DESCRIPTION OF THE TASK —
Retype the records below exactly as they appear, but leave out any pictures.

Top of DATA TO EXAMINE

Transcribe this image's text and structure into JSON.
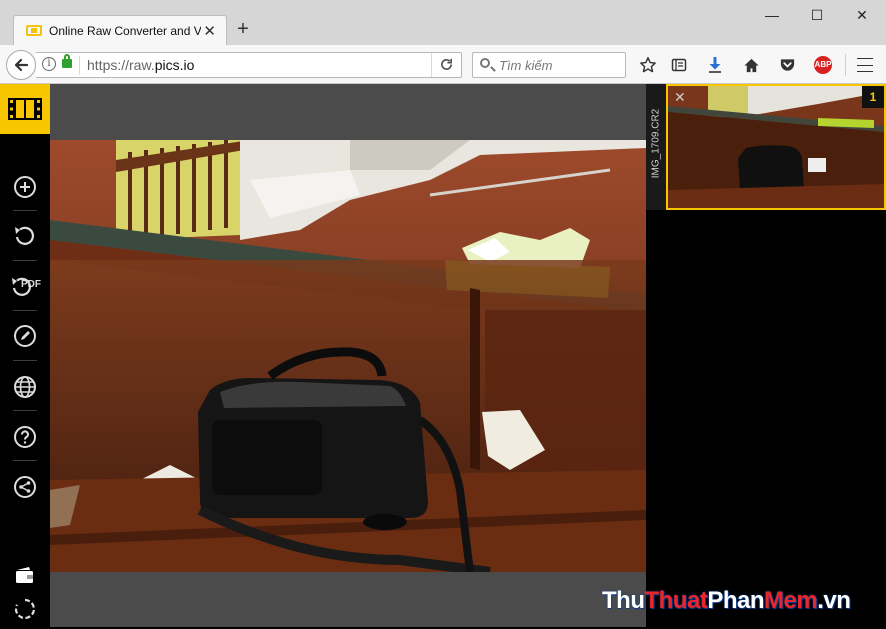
{
  "browser": {
    "tab": {
      "title": "Online Raw Converter and V",
      "close_glyph": "✕"
    },
    "new_tab_glyph": "+",
    "window": {
      "minimize": "—",
      "maximize": "☐",
      "close": "✕"
    },
    "url": {
      "prefix": "https://raw.",
      "domain": "pics.io"
    },
    "search": {
      "placeholder": "Tìm kiếm"
    },
    "abp_label": "ABP"
  },
  "sidebar": {
    "items": [
      {
        "name": "add-icon"
      },
      {
        "name": "rotate-icon"
      },
      {
        "name": "pdf-export-icon",
        "label": "PDF"
      },
      {
        "name": "edit-icon"
      },
      {
        "name": "globe-icon"
      },
      {
        "name": "help-icon"
      },
      {
        "name": "share-icon"
      }
    ]
  },
  "filmstrip": {
    "file_name": "IMG_1709.CR2",
    "index": "1",
    "close_glyph": "✕"
  },
  "watermark": {
    "part1": "Thu",
    "part2": "Thuat",
    "part3": "Phan",
    "part4": "Mem",
    "part5": ".vn"
  },
  "colors": {
    "accent": "#f7c600",
    "stage": "#4b4b4b",
    "sidebar": "#000000"
  }
}
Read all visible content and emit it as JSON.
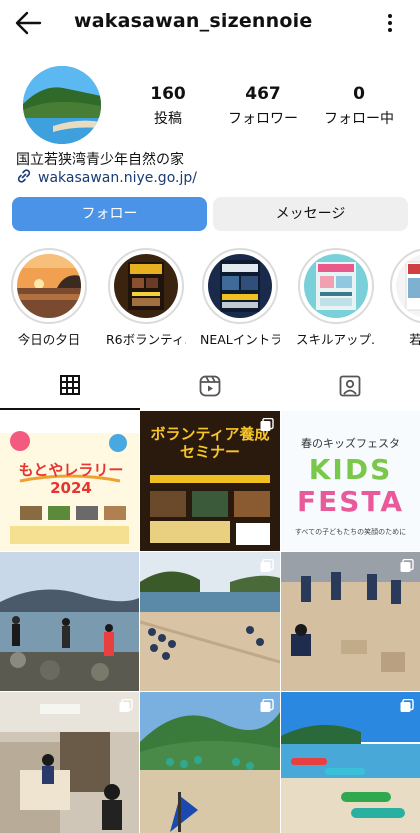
{
  "header": {
    "username": "wakasawan_sizennoie",
    "back_icon": "arrow-left-icon",
    "more_icon": "more-vertical-icon"
  },
  "profile": {
    "posts_count": "160",
    "posts_label": "投稿",
    "followers_count": "467",
    "followers_label": "フォロワー",
    "following_count": "0",
    "following_label": "フォロー中",
    "bio_name": "国立若狭湾青少年自然の家",
    "link": "wakasawan.niye.go.jp/"
  },
  "buttons": {
    "follow": "フォロー",
    "message": "メッセージ"
  },
  "highlights": [
    {
      "label": "今日の夕日"
    },
    {
      "label": "R6ボランティ..."
    },
    {
      "label": "NEALイントラ"
    },
    {
      "label": "スキルアップ..."
    },
    {
      "label": "若狭湾"
    }
  ],
  "tabs": {
    "grid_icon": "grid-icon",
    "reels_icon": "reels-icon",
    "tagged_icon": "tagged-icon"
  },
  "posts": [
    {
      "kind": "poster",
      "text": "もとやレラリー 2024"
    },
    {
      "kind": "poster",
      "text": "ボランティア養成セミナー"
    },
    {
      "kind": "poster",
      "title": "春のキッズフェスタ",
      "big1": "KIDS",
      "big2": "FESTA",
      "sub": "すべての子どもたちの笑顔のために"
    },
    {
      "kind": "photo"
    },
    {
      "kind": "photo"
    },
    {
      "kind": "photo"
    },
    {
      "kind": "photo"
    },
    {
      "kind": "photo"
    },
    {
      "kind": "photo"
    }
  ],
  "colors": {
    "follow_button": "#4b93e6",
    "message_button": "#efefef",
    "link": "#1a3c75"
  }
}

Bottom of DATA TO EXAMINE

ANSWER BOX —
Transcribe this image's text and structure into JSON.
{
  "browser": {
    "tab": {
      "title": "Online Raw Converter and V",
      "close_glyph": "✕"
    },
    "new_tab_glyph": "+",
    "window": {
      "minimize": "—",
      "maximize": "☐",
      "close": "✕"
    },
    "url": {
      "prefix": "https://raw.",
      "domain": "pics.io"
    },
    "search": {
      "placeholder": "Tìm kiếm"
    },
    "abp_label": "ABP"
  },
  "sidebar": {
    "items": [
      {
        "name": "add-icon"
      },
      {
        "name": "rotate-icon"
      },
      {
        "name": "pdf-export-icon",
        "label": "PDF"
      },
      {
        "name": "edit-icon"
      },
      {
        "name": "globe-icon"
      },
      {
        "name": "help-icon"
      },
      {
        "name": "share-icon"
      }
    ]
  },
  "filmstrip": {
    "file_name": "IMG_1709.CR2",
    "index": "1",
    "close_glyph": "✕"
  },
  "watermark": {
    "part1": "Thu",
    "part2": "Thuat",
    "part3": "Phan",
    "part4": "Mem",
    "part5": ".vn"
  },
  "colors": {
    "accent": "#f7c600",
    "stage": "#4b4b4b",
    "sidebar": "#000000"
  }
}
Read all visible content and emit it as JSON.
{
  "header": {
    "username": "wakasawan_sizennoie",
    "back_icon": "arrow-left-icon",
    "more_icon": "more-vertical-icon"
  },
  "profile": {
    "posts_count": "160",
    "posts_label": "投稿",
    "followers_count": "467",
    "followers_label": "フォロワー",
    "following_count": "0",
    "following_label": "フォロー中",
    "bio_name": "国立若狭湾青少年自然の家",
    "link": "wakasawan.niye.go.jp/"
  },
  "buttons": {
    "follow": "フォロー",
    "message": "メッセージ"
  },
  "highlights": [
    {
      "label": "今日の夕日"
    },
    {
      "label": "R6ボランティ..."
    },
    {
      "label": "NEALイントラ"
    },
    {
      "label": "スキルアップ..."
    },
    {
      "label": "若狭湾"
    }
  ],
  "tabs": {
    "grid_icon": "grid-icon",
    "reels_icon": "reels-icon",
    "tagged_icon": "tagged-icon"
  },
  "posts": [
    {
      "kind": "poster",
      "text": "もとやレラリー 2024"
    },
    {
      "kind": "poster",
      "text": "ボランティア養成セミナー"
    },
    {
      "kind": "poster",
      "title": "春のキッズフェスタ",
      "big1": "KIDS",
      "big2": "FESTA",
      "sub": "すべての子どもたちの笑顔のために"
    },
    {
      "kind": "photo"
    },
    {
      "kind": "photo"
    },
    {
      "kind": "photo"
    },
    {
      "kind": "photo"
    },
    {
      "kind": "photo"
    },
    {
      "kind": "photo"
    }
  ],
  "colors": {
    "follow_button": "#4b93e6",
    "message_button": "#efefef",
    "link": "#1a3c75"
  }
}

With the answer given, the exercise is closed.